Reinventing the Façade: Non-Obvious Symmetries in Architectural Design and Urban Planning
Editorial annotation of SCS Issue 2, 2021, by Vilmos Katona PhD
In our planned thematic issue, Symmetry welcomes multidisciplinary articles on the role of non-obvious symmetries in architectural design and city planning, with special regard to urban façades, social participation, and the concept of beauty in tectonic culture.
Architectural theories of the past decades have showcased a multiverse of possibilities and creative approaches, all the while blurring the boundaries between schools and disciplines. We have witnessed the competing theories of tectonic culture versus deconstructivism, or critical regionalism versus the ‘manager avant-garde’; in the midst of this archipelago of competing theories lies a theoretical terra incognita. These vague territories, however, allow us to exchange information, conceptualize new methods and make new policies. Today’s peripheries may form the centers of the future—not by merging into one solid system, but by a process of multifaceted crystallization, which may result in the rise of open, yet well-recognizable architectural characters.
The need for communication has increased the importance of façades from the individual house to the greater urban megaforms and interiors. Façades carry messages and collective memories on different scales, not only allowing us to construe our built environment, but even inducing urban rituals. Façades are often regarded with a sort of benign neglect, and considered secondary to general plans, spatial structures and syntax analyses, though a thorough survey on architectural theory would show that façades as autonomous entities have their own history. From Vitruvius to Andrea Palladio, from Palladio to Gottfried Semper, and from Semper to Vincent Scully — not to mention philosophers like Friedrich Nietzsche, Martin Heidegger, Gilles Deleuze or Jean Baudrillard — several renowned thinkers have given us opportunities to better understand our cities, starting from their ‘skin’. It is time to read these theories again, to develop a new practical knowledge, and to facilitate contemporary patterns of social interaction and cultural sustainability.
The fundaments of the tectonic culture are, both philologically and practically, derivable from two equal principles: the structure and the building’s ‘membrane’. However, the twofold nature of the tectonics is hardly represented in contemporary arguments, and the ‘architectural phenomenologists’ still prefer the dominance of structure over the buildings’ meaningful ‘dress’. Meanwhile, studying the urban gaps of Europe, the United States and the Third World, it may be noticed that there is a certain need for the re-enactment of aesthetics and social participation in architecture to overwrite ‘terrain vague’. It has been revealed that the nexus between people and their built environment heavily depends on the use of certain non-obvious types of symmetries that generate visual patterns. By building new stages of urbanism, our new experiences may converge into a comprehensive understanding of urban façades, and our tectonic culture in general. By deciphering aesthetics through mathematics, we could also achieve long-term models of participatory city rehabilitations, the reuse of public space and social revitalization.

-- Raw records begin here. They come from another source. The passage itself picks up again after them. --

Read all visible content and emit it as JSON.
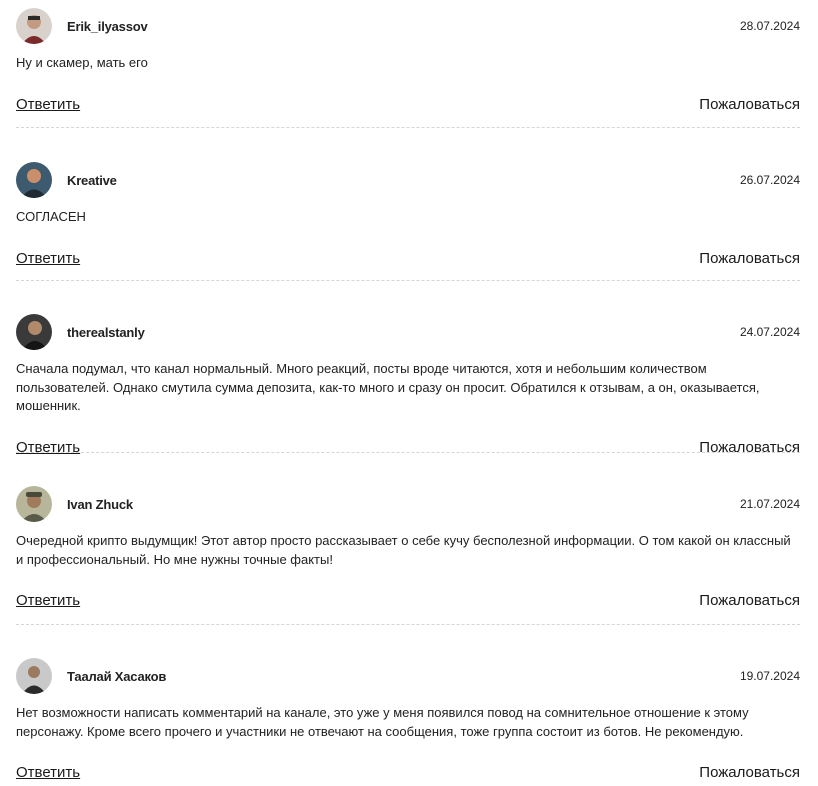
{
  "comments": [
    {
      "author": "Erik_ilyassov",
      "date": "28.07.2024",
      "text": "Ну и скамер, мать его",
      "reply_label": "Ответить",
      "report_label": "Пожаловаться",
      "avatar_bg": "#d9d2cc",
      "avatar_fg": "#7a2a2a"
    },
    {
      "author": "Kreative",
      "date": "26.07.2024",
      "text": "СОГЛАСЕН",
      "reply_label": "Ответить",
      "report_label": "Пожаловаться",
      "avatar_bg": "#3d5a6e",
      "avatar_fg": "#c98f6a"
    },
    {
      "author": "therealstanly",
      "date": "24.07.2024",
      "text": "Сначала подумал, что канал нормальный. Много реакций, посты вроде читаются, хотя и небольшим количеством пользователей. Однако смутила сумма депозита, как-то много и сразу он просит. Обратился к отзывам, а он, оказывается, мошенник.",
      "reply_label": "Ответить",
      "report_label": "Пожаловаться",
      "avatar_bg": "#3a3a3a",
      "avatar_fg": "#b08a6a"
    },
    {
      "author": "Ivan Zhuck",
      "date": "21.07.2024",
      "text": "Очередной крипто выдумщик! Этот автор просто рассказывает о себе кучу бесполезной информации. О том какой он классный и профессиональный. Но мне нужны точные факты!",
      "reply_label": "Ответить",
      "report_label": "Пожаловаться",
      "avatar_bg": "#b7b59a",
      "avatar_fg": "#5a5a48"
    },
    {
      "author": "Таалай Хасаков",
      "date": "19.07.2024",
      "text": "Нет возможности написать комментарий на канале, это уже у меня появился повод на сомнительное отношение к этому персонажу. Кроме всего прочего и участники не отвечают на сообщения, тоже группа состоит из ботов. Не рекомендую.",
      "reply_label": "Ответить",
      "report_label": "Пожаловаться",
      "avatar_bg": "#c9c9c9",
      "avatar_fg": "#2a2a2a"
    }
  ]
}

Please follow the instructions for authors (https://journal-scs.symmetry.hu/instructions-for-authors) and use the MS Word (preferred) and TeX style-sheets downloadable from the bottom of the page Instructions. Take special care to note: (1) the page size, margins, running heads; (2) the use of the built in styles; and (3) follow precisely the given style of references. For MS Word users, use MathType for formulas and equations.
The length of the papers may vary from 6 to 16 pages, including illustrations. Please note that the papers will be published both electronically and printed form. We can publish colour illustrations online, but we can print those illustrations in b/w only. The latter means that colours should be made distinguishable in grey-scales after conversion into b/w.
Deadline for submissions is February 27, 2021. The papers will be peer-reviewed before a decision is made on their acceptance.
Submission: Please send the manuscripts to the issue’s Editor (firstname.lastname@example.org).